New species signs for Awapikopiko
Posted By QEII | August 22, 2019
Just 13 km east of Woodville, Awapikopiko Reserve, a 28-hectare tawa-podocarp forest, it was gifted to QEII National Trust in 1995 by David Druce. The Awapikopiko Reserve walking track that passes through the forest and is rich in native flora, with more than 130 recorded species.
The reserve has been lucky to have local Kumeroa School involved in several argi-curriculum projects focused on Awapikopiko Reserve.
A recent project involved designing and installing signs along the track about the various flora and fauna that can be found in the reserve. This provided the students with an opportunity to learn about some of their favourite species and do some research to create new signs for the tracks.

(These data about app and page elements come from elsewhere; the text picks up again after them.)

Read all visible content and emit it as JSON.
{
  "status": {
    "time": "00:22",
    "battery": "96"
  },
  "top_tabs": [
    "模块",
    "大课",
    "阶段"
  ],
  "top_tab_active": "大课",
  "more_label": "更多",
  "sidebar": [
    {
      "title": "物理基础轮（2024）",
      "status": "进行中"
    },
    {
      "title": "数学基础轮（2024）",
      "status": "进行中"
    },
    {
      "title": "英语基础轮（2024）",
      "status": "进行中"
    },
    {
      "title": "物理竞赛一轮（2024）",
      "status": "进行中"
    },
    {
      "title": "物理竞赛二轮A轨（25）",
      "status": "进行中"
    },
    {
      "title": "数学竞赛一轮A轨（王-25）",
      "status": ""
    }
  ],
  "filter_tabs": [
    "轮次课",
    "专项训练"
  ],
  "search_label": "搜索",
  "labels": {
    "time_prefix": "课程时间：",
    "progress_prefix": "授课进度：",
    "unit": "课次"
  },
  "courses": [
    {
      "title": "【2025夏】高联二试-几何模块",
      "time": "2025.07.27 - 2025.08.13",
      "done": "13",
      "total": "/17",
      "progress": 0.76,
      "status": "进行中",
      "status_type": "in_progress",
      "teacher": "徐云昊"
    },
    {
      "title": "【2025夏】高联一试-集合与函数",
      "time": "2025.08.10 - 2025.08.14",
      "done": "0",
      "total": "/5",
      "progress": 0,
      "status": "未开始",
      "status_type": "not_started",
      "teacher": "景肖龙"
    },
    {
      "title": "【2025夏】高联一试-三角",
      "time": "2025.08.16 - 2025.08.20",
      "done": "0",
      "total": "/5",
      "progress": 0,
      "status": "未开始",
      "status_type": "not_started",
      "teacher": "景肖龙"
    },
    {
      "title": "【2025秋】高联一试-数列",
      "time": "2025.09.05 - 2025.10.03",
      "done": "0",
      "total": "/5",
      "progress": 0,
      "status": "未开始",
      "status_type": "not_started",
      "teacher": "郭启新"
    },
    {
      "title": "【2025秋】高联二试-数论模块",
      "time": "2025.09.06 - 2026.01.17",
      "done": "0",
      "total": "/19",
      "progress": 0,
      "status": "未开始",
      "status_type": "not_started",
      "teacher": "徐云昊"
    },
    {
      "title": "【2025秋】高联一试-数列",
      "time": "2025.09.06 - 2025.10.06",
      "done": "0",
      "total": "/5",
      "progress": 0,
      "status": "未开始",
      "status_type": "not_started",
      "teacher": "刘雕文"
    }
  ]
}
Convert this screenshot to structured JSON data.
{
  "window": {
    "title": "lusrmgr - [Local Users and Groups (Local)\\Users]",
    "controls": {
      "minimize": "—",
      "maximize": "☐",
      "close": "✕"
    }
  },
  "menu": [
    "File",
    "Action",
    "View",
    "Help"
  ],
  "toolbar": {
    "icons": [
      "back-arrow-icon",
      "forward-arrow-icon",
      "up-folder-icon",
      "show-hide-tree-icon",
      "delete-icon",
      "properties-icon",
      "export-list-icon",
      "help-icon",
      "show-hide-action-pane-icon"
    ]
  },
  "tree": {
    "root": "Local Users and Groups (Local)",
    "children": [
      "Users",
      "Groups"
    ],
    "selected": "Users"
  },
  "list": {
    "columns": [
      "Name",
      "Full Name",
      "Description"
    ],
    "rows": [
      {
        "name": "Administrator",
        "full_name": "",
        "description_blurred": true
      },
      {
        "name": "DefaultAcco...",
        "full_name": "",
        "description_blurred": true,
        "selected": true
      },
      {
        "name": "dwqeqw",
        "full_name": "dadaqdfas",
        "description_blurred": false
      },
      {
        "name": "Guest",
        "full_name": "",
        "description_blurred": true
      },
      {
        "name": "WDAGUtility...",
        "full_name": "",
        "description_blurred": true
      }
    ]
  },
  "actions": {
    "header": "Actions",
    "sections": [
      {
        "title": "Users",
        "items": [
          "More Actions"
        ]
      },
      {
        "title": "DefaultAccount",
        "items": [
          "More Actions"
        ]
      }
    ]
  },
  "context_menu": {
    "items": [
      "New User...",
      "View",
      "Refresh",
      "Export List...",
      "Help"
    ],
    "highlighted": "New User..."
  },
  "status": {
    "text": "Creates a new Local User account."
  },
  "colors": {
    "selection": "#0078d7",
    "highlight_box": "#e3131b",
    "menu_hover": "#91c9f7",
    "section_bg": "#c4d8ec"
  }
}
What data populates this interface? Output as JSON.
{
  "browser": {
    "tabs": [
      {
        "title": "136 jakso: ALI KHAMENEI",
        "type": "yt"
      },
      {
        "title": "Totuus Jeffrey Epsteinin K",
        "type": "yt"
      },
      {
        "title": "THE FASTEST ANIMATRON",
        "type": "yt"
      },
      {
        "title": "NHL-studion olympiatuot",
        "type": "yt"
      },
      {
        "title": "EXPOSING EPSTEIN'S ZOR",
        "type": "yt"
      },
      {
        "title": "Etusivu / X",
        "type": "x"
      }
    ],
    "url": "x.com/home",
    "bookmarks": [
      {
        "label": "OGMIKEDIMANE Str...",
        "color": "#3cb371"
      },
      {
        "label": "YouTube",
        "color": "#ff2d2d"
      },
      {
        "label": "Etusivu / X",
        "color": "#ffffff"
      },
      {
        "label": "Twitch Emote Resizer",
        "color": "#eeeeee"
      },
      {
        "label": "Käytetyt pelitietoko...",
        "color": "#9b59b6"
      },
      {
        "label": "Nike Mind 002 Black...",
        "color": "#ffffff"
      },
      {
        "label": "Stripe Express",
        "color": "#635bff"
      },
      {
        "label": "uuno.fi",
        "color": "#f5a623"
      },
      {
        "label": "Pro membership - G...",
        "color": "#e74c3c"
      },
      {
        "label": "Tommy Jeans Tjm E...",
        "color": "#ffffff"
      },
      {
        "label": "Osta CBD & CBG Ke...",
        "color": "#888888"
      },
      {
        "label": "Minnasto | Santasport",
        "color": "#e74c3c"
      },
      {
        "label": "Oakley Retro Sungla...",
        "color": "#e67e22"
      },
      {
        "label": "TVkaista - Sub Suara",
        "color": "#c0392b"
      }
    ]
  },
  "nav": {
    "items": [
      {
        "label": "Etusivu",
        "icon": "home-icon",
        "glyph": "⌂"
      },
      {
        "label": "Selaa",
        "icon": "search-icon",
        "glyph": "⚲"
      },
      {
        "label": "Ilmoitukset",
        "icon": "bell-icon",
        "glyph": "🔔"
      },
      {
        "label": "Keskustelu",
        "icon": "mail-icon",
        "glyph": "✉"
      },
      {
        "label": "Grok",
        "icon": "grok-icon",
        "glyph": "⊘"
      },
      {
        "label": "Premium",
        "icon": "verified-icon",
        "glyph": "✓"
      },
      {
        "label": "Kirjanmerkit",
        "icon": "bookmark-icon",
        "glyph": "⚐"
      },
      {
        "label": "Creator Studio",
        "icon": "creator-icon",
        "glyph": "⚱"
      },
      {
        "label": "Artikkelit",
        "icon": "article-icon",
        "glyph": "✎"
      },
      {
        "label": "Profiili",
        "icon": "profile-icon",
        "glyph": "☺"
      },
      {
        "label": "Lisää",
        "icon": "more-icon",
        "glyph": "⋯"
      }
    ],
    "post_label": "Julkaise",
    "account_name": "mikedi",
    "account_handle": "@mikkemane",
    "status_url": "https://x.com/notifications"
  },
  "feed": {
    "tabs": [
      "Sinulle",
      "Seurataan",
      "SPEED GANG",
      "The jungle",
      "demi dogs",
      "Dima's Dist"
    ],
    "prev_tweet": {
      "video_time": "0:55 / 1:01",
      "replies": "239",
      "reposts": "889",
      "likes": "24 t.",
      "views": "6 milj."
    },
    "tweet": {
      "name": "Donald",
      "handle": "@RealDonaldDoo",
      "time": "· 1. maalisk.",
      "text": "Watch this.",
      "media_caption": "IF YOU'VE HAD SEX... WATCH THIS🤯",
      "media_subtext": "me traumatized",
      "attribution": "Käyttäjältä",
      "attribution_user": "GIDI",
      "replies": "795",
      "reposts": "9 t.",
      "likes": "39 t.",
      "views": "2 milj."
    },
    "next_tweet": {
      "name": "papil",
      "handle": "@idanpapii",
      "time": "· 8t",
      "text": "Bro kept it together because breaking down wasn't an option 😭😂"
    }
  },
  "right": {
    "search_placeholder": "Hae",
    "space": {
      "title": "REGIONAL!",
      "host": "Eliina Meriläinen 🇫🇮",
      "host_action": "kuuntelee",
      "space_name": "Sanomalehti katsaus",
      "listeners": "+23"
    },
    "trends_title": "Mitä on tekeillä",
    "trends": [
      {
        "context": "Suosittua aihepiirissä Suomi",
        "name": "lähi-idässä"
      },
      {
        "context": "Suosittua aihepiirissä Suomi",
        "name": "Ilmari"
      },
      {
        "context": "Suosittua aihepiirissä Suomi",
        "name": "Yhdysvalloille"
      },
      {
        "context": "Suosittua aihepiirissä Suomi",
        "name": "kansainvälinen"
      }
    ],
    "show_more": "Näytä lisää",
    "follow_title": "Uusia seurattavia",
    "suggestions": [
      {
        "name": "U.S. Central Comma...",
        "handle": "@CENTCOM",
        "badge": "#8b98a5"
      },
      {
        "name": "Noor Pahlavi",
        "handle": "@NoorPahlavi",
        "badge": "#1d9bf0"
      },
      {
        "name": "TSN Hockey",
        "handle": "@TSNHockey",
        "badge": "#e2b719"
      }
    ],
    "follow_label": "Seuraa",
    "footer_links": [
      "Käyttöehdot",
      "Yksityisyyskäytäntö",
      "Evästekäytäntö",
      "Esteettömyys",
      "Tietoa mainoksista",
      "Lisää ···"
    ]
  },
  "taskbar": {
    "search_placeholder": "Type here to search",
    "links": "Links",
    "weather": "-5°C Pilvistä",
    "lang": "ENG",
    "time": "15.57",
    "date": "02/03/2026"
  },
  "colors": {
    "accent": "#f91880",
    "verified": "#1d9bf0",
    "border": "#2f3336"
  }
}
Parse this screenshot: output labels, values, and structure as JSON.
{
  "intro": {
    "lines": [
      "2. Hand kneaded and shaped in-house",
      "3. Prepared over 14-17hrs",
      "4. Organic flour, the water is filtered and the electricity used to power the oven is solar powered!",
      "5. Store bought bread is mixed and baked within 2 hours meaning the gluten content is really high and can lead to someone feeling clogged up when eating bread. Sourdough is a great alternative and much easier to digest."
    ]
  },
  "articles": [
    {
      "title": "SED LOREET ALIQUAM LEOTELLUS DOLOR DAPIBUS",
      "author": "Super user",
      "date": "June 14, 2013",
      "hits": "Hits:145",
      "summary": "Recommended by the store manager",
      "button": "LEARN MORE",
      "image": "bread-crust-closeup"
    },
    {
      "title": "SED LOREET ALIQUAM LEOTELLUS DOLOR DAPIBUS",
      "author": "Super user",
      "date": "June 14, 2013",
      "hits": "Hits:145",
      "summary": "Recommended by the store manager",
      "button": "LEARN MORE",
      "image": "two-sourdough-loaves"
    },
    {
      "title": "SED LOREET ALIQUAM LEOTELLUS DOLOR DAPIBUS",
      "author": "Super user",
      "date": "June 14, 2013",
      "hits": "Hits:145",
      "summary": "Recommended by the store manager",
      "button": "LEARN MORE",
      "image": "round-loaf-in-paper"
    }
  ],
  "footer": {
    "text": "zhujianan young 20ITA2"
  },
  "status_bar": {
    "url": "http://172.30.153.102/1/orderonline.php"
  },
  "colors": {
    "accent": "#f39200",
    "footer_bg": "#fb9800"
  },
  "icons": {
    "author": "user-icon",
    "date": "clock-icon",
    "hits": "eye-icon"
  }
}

The pupils have been working on the signs since April and were involved in every step of the way, from researching the species and writing the text on the signs, and even picking the photos that were shown alongside. With some help from QEII Regional Representative, Bill Wallace and support from the QEII head office team, the signs were created into the glossy informative signs.
The signs were installed along the tracks in two batches. The first one included the Kumeroa construction group that helped put in the supporting posts for the signs. The second was with the Awapikopiko group who screwed the signs on the posts, along with some members from the QEII Wellington office heading up to help. It was a great day with the kids who enjoyed seeing their creations come to life.
Awakpikopiko Reserve is one of many QEII covenants with public access. To get there, 13km east of Woodville, turn off SH2 and travel to Kumeroa. Follow Kumeroa Road to Druce road, where the reserve is signposted.